_Problem statement_
Exactly as written, set down every entry once more.

<<<<

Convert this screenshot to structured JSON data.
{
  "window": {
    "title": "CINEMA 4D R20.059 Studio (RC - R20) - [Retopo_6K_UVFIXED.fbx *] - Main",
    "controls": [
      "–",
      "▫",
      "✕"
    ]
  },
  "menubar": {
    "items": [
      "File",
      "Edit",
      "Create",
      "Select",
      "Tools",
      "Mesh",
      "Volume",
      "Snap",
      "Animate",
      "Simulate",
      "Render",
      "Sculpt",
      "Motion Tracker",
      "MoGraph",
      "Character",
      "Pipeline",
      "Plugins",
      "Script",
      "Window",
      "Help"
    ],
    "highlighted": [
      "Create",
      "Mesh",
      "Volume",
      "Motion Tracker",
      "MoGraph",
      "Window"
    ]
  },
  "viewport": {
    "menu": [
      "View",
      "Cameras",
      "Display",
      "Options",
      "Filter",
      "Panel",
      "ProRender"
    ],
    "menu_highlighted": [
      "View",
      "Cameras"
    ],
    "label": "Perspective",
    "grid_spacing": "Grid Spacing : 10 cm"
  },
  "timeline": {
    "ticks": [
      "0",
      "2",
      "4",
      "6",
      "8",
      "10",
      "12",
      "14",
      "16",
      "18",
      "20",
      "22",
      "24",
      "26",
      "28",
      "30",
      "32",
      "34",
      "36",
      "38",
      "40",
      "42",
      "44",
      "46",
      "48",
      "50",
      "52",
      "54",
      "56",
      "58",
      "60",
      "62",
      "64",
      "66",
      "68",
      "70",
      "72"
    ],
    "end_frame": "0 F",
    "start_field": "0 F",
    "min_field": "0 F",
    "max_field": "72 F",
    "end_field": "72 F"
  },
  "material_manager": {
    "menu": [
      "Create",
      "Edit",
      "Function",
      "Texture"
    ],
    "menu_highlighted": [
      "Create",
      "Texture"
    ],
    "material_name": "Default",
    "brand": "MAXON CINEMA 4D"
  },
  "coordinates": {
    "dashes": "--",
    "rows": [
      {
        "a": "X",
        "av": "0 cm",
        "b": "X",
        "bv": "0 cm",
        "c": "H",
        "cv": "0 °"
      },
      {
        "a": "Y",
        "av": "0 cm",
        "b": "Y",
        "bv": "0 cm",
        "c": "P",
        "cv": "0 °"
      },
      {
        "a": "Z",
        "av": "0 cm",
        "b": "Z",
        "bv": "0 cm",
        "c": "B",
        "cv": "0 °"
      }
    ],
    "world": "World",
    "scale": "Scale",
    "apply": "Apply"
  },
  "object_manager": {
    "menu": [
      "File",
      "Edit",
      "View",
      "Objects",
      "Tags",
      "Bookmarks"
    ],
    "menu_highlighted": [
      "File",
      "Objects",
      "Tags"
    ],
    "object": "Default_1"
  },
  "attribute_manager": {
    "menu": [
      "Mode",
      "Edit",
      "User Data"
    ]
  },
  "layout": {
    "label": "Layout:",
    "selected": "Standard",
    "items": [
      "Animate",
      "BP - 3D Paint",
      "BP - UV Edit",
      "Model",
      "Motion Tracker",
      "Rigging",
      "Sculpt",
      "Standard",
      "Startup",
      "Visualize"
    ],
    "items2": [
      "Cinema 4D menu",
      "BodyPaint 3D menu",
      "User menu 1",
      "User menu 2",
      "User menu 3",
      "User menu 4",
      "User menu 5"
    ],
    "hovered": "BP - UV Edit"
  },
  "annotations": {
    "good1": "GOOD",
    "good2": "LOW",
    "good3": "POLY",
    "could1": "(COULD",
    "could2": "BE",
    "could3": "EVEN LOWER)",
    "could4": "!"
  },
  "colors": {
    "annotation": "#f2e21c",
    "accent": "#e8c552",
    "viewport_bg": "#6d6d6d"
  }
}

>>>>

_Answer space_
Convert this screenshot to structured JSON data.
{
  "window": {
    "title": "CINEMA 4D R20.059 Studio (RC - R20) - [Retopo_6K_UVFIXED.fbx *] - Main",
    "controls": [
      "–",
      "▫",
      "✕"
    ]
  },
  "menubar": {
    "items": [
      "File",
      "Edit",
      "Create",
      "Select",
      "Tools",
      "Mesh",
      "Volume",
      "Snap",
      "Animate",
      "Simulate",
      "Render",
      "Sculpt",
      "Motion Tracker",
      "MoGraph",
      "Character",
      "Pipeline",
      "Plugins",
      "Script",
      "Window",
      "Help"
    ],
    "highlighted": [
      "Create",
      "Mesh",
      "Volume",
      "Motion Tracker",
      "MoGraph",
      "Window"
    ]
  },
  "viewport": {
    "menu": [
      "View",
      "Cameras",
      "Display",
      "Options",
      "Filter",
      "Panel",
      "ProRender"
    ],
    "menu_highlighted": [
      "View",
      "Cameras"
    ],
    "label": "Perspective",
    "grid_spacing": "Grid Spacing : 10 cm"
  },
  "timeline": {
    "ticks": [
      "0",
      "2",
      "4",
      "6",
      "8",
      "10",
      "12",
      "14",
      "16",
      "18",
      "20",
      "22",
      "24",
      "26",
      "28",
      "30",
      "32",
      "34",
      "36",
      "38",
      "40",
      "42",
      "44",
      "46",
      "48",
      "50",
      "52",
      "54",
      "56",
      "58",
      "60",
      "62",
      "64",
      "66",
      "68",
      "70",
      "72"
    ],
    "end_frame": "0 F",
    "start_field": "0 F",
    "min_field": "0 F",
    "max_field": "72 F",
    "end_field": "72 F"
  },
  "material_manager": {
    "menu": [
      "Create",
      "Edit",
      "Function",
      "Texture"
    ],
    "menu_highlighted": [
      "Create",
      "Texture"
    ],
    "material_name": "Default",
    "brand": "MAXON CINEMA 4D"
  },
  "coordinates": {
    "dashes": "--",
    "rows": [
      {
        "a": "X",
        "av": "0 cm",
        "b": "X",
        "bv": "0 cm",
        "c": "H",
        "cv": "0 °"
      },
      {
        "a": "Y",
        "av": "0 cm",
        "b": "Y",
        "bv": "0 cm",
        "c": "P",
        "cv": "0 °"
      },
      {
        "a": "Z",
        "av": "0 cm",
        "b": "Z",
        "bv": "0 cm",
        "c": "B",
        "cv": "0 °"
      }
    ],
    "world": "World",
    "scale": "Scale",
    "apply": "Apply"
  },
  "object_manager": {
    "menu": [
      "File",
      "Edit",
      "View",
      "Objects",
      "Tags",
      "Bookmarks"
    ],
    "menu_highlighted": [
      "File",
      "Objects",
      "Tags"
    ],
    "object": "Default_1"
  },
  "attribute_manager": {
    "menu": [
      "Mode",
      "Edit",
      "User Data"
    ]
  },
  "layout": {
    "label": "Layout:",
    "selected": "Standard",
    "items": [
      "Animate",
      "BP - 3D Paint",
      "BP - UV Edit",
      "Model",
      "Motion Tracker",
      "Rigging",
      "Sculpt",
      "Standard",
      "Startup",
      "Visualize"
    ],
    "items2": [
      "Cinema 4D menu",
      "BodyPaint 3D menu",
      "User menu 1",
      "User menu 2",
      "User menu 3",
      "User menu 4",
      "User menu 5"
    ],
    "hovered": "BP - UV Edit"
  },
  "annotations": {
    "good1": "GOOD",
    "good2": "LOW",
    "good3": "POLY",
    "could1": "(COULD",
    "could2": "BE",
    "could3": "EVEN LOWER)",
    "could4": "!"
  },
  "colors": {
    "annotation": "#f2e21c",
    "accent": "#e8c552",
    "viewport_bg": "#6d6d6d"
  }
}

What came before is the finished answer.